© 2005 Beth A. Leonard

Sidebar to “Heaving to and Forereaching”:

BREAKING WAVES

Waves, not wind, do most of the damage to boats during storms at sea. But there is a big difference between normal ocean waves, even very large ones, and what are called “breaking waves.” Waves with whitecaps or with cresting foam and whitewater on top are not breaking waves and do not generally constitute a danger to a well-found boat. Breaking waves normally develop only when something opposes the movement of the wind driven waves. A strong ocean current like the Gulf Stream or the Agulhas current running counter to the prevailing waves or shoaling water along the edge of a continental shelf can cause storm-driven waves to rise up like combers running onto a beach. As they get higher and steeper, the crest of the wave becomes unstable and begins to collapse down its face, just as happens with a surfing wave. People who have experienced them have compared the wave faces to huge, moving waterfalls and described the breaking waves as rolling, tumbling avalanches of water.

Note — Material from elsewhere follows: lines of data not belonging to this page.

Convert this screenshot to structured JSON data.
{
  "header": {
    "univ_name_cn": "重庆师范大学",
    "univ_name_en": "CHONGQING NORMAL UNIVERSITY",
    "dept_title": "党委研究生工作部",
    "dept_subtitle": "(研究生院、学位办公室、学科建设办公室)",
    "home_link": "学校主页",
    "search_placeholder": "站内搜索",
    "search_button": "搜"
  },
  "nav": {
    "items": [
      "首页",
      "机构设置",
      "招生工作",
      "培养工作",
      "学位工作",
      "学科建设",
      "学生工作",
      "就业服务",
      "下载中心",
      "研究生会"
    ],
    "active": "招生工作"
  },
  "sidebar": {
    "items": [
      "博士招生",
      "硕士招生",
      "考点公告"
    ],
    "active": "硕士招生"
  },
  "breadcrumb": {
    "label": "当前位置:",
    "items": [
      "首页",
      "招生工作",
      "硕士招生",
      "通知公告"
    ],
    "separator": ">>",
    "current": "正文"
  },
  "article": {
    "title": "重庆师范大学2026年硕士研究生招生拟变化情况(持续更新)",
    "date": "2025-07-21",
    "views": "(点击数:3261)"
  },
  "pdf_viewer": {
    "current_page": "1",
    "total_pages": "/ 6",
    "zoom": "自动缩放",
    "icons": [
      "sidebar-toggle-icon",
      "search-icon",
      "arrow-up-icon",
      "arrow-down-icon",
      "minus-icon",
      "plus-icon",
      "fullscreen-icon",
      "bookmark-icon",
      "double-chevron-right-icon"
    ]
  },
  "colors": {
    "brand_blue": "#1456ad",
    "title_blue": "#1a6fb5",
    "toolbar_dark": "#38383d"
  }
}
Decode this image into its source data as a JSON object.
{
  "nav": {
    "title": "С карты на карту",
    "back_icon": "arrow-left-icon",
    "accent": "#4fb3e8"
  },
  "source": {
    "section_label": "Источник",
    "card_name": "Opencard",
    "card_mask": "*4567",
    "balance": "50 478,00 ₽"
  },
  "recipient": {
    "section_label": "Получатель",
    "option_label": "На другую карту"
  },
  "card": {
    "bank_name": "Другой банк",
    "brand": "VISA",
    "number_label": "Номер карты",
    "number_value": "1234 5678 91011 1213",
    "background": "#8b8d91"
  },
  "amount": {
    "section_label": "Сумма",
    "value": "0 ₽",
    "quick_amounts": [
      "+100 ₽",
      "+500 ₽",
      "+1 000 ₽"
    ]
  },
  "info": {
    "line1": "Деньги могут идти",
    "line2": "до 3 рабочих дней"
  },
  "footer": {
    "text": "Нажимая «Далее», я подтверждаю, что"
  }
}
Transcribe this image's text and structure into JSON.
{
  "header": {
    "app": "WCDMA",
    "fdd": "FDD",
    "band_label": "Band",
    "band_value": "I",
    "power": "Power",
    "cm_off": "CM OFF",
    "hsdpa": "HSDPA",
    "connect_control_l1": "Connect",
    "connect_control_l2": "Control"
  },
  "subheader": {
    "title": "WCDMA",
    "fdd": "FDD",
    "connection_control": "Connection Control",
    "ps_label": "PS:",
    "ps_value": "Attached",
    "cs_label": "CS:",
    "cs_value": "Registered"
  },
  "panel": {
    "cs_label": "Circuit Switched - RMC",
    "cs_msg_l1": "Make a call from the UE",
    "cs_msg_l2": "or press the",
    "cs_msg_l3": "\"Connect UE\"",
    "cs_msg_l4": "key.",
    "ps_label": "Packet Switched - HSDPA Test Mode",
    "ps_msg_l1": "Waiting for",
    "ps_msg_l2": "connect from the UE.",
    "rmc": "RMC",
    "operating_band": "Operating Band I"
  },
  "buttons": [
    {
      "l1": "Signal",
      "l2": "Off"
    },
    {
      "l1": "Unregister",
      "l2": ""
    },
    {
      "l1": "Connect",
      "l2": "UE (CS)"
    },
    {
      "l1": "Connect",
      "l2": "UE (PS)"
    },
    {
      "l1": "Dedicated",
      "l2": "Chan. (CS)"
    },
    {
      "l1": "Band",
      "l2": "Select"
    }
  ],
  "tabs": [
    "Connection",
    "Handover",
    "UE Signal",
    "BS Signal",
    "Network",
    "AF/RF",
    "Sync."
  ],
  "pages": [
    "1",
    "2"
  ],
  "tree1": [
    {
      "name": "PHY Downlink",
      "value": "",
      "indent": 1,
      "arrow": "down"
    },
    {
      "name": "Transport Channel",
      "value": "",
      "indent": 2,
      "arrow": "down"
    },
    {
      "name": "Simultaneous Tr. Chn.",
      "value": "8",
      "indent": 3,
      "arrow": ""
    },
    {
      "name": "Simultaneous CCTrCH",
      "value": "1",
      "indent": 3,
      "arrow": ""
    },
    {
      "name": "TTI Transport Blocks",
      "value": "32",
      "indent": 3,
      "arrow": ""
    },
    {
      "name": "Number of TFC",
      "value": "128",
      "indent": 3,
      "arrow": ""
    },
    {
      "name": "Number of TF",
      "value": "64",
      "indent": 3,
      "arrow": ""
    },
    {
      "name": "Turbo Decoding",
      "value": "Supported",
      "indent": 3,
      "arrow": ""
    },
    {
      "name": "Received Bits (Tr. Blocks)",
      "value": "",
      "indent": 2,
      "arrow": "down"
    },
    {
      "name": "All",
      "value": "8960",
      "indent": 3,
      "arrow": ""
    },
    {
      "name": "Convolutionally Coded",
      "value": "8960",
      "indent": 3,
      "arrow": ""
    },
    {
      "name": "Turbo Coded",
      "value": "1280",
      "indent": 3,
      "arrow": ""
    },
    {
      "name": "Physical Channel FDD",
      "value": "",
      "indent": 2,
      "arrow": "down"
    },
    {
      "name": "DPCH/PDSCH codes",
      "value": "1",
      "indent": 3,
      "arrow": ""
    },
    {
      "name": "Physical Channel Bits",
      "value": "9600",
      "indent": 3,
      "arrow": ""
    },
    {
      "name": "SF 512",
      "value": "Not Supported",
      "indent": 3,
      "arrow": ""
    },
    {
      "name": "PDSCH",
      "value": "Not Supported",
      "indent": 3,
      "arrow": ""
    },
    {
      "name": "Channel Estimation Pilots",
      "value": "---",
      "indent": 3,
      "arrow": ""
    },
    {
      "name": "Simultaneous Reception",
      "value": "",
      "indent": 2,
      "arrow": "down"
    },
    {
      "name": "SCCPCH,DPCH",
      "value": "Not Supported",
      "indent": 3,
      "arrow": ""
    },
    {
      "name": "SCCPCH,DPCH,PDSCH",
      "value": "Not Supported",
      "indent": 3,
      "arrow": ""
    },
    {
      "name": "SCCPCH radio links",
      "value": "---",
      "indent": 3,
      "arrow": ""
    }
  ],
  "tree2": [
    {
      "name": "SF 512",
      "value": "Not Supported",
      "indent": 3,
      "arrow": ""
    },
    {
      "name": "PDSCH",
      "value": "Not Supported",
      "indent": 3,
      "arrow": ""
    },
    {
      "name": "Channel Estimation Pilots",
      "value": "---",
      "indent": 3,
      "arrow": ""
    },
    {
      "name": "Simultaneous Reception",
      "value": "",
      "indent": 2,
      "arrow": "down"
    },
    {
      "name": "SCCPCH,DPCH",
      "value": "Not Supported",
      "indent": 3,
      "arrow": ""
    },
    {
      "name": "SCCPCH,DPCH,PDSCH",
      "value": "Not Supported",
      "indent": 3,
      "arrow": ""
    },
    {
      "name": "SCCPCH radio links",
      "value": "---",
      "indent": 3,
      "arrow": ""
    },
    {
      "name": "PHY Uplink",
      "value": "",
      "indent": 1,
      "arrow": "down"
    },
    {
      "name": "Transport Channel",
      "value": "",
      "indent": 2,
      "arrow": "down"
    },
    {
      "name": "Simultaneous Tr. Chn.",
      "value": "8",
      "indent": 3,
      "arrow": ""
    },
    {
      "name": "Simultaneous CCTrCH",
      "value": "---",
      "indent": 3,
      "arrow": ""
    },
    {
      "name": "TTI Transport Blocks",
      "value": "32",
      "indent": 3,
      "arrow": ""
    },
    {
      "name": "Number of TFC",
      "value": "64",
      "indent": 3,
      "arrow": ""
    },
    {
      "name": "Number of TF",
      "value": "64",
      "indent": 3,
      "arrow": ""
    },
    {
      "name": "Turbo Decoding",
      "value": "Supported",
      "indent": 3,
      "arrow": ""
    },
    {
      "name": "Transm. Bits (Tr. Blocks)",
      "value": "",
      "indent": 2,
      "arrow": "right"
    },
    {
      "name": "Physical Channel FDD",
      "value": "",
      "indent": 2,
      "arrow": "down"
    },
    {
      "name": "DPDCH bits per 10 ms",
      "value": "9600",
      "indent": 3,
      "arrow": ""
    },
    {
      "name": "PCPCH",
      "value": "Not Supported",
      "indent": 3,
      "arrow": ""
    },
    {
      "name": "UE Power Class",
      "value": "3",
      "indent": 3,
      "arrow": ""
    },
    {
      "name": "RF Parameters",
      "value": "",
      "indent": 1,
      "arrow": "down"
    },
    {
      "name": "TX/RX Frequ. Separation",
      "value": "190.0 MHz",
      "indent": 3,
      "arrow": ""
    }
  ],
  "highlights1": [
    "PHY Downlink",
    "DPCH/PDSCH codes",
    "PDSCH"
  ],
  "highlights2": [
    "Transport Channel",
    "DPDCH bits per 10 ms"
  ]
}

To get some idea of the magnitude of the forces in a breaking wave, consider that every cubic yard of water weighs more than one ton. A breaking wave may contain several hundred tons of water moving at speeds of up to 30 knots. In the collapsing front of the wave, those forces will be twisting and turning. Most classic stories of boats being pitchpoled or rolled, like when the Smeetons got pitchpoled in Tzu Hang on their first attempt to round Cape Horn, are generally attributed to breaking waves.

Breaking waves are mercifully rare. They are unmistakable when experienced and cannot easily be confused with large, regular, cresting seas. We have been in breaking waves only twice in our 75,000 nautical miles and both were avoidable. Experts disagree on what tactics will best protect the boat in these conditions. In both cases, we ran off towing a drogue. Some very experienced sailors argue that the slick created by heaving to will cause the waves to break before they reach the boat. While we might consider heaving to in a boat that did so well, we would never choose to forereach into breaking waves.